SYRACUSE, N.Y. (WSYR-TV) — The young Massachusetts mom accused of killing her three children is continuing to spark conversations about postpartum depression and postpartum psychosis. Lindsay Clancy remains in the hospital. She’s set to be arraigned in the coming days.
About 15 percent of women experience postpartum depression after giving birth, and it doesn’t just affect moms.
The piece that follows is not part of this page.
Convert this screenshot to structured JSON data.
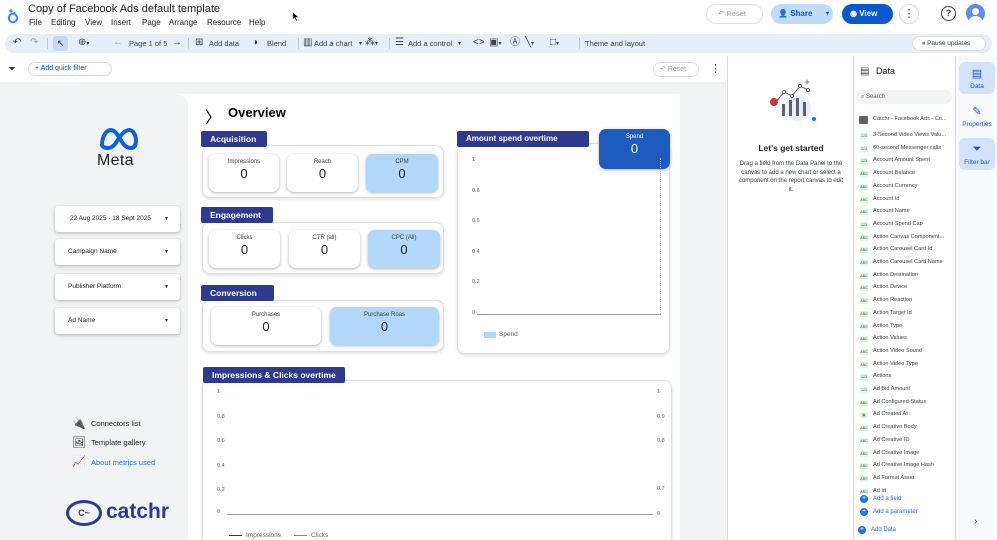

But any caregiver in the home and even men.
“We see one out of 10 dads that meet criteria for postpartum depression and I think that’s another area that doesn’t nearly get enough attention, but is important for people to be aware of,” said Dr. Monique Winnett, a Clinical Psychologist for St. Joseph’s Health.
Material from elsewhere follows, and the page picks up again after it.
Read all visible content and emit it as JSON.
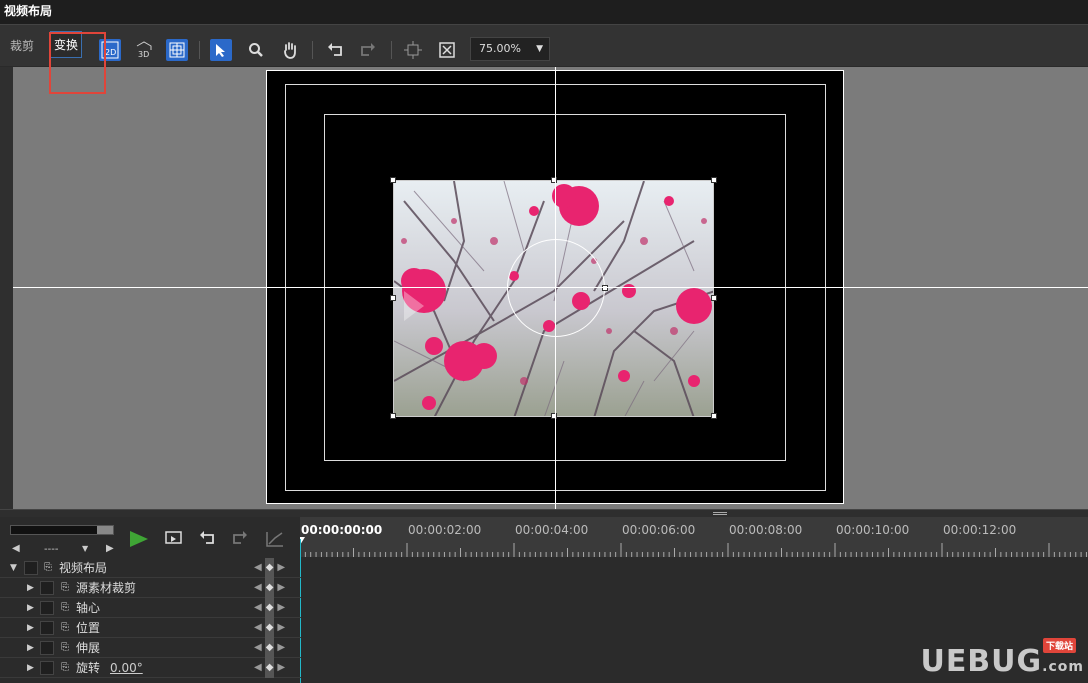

Its not just hormones.
“Its the changes in hormones and chemical imbalance that can make a difference, but its also the changes in demand, the changes in rules and expectations,” said Dr. Winnett.
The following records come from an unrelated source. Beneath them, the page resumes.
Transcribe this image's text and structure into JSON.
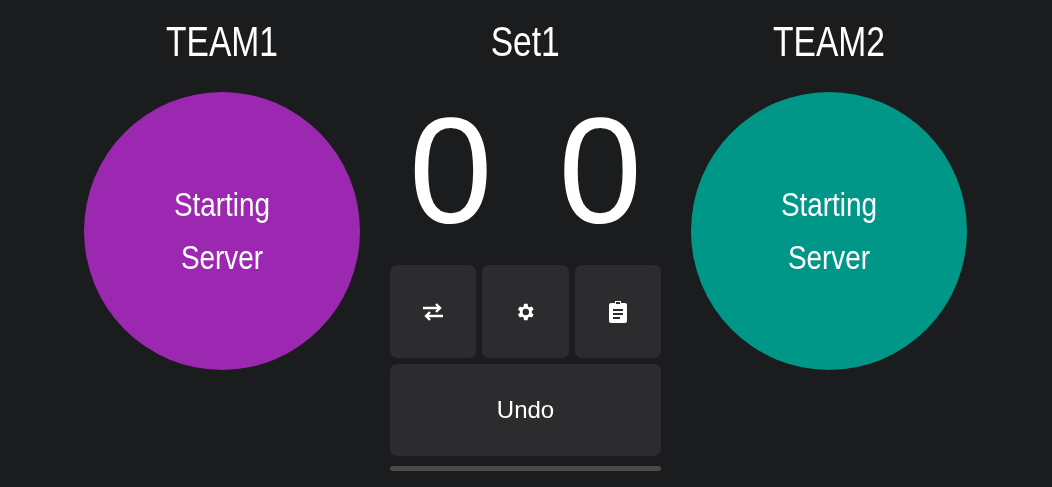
{
  "set_label": "Set1",
  "teams": [
    {
      "name": "TEAM1",
      "color": "#9c27b0",
      "serve_label": "Starting Server",
      "score": "0"
    },
    {
      "name": "TEAM2",
      "color": "#009688",
      "serve_label": "Starting Server",
      "score": "0"
    }
  ],
  "actions": [
    {
      "kind": "swap"
    },
    {
      "kind": "settings"
    },
    {
      "kind": "clipboard"
    }
  ],
  "undo": {
    "label": "Undo"
  }
}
Not getting enough sleep can also play a major role.
“Instead of asking how is the baby, ask the mom how she’s doing, and then ask her again, and then the next time you see her ask her again, because she needs support,” said Christine Kowaleski, doctor and nursing practice, neonatal nurse practitioner and psychiatric nurse practitioner specializing in reproductive health at Crouse Hospital.
Social media is also putting pressure on new moms.
“No matter what a woman has accomplished in her life, this particular demographic generation they want to be the best mom ever,” said Kowaleski.
Any struggling mom who may need help or treatment can get the support they need through Crouse’s Postpartum Support Group.
“I think that helps them probably as much or more then talking to me, they find out that their peers are struggling too its not just them,” said Kowaleski.
The support group is free and held over zoom.
Click here for more details.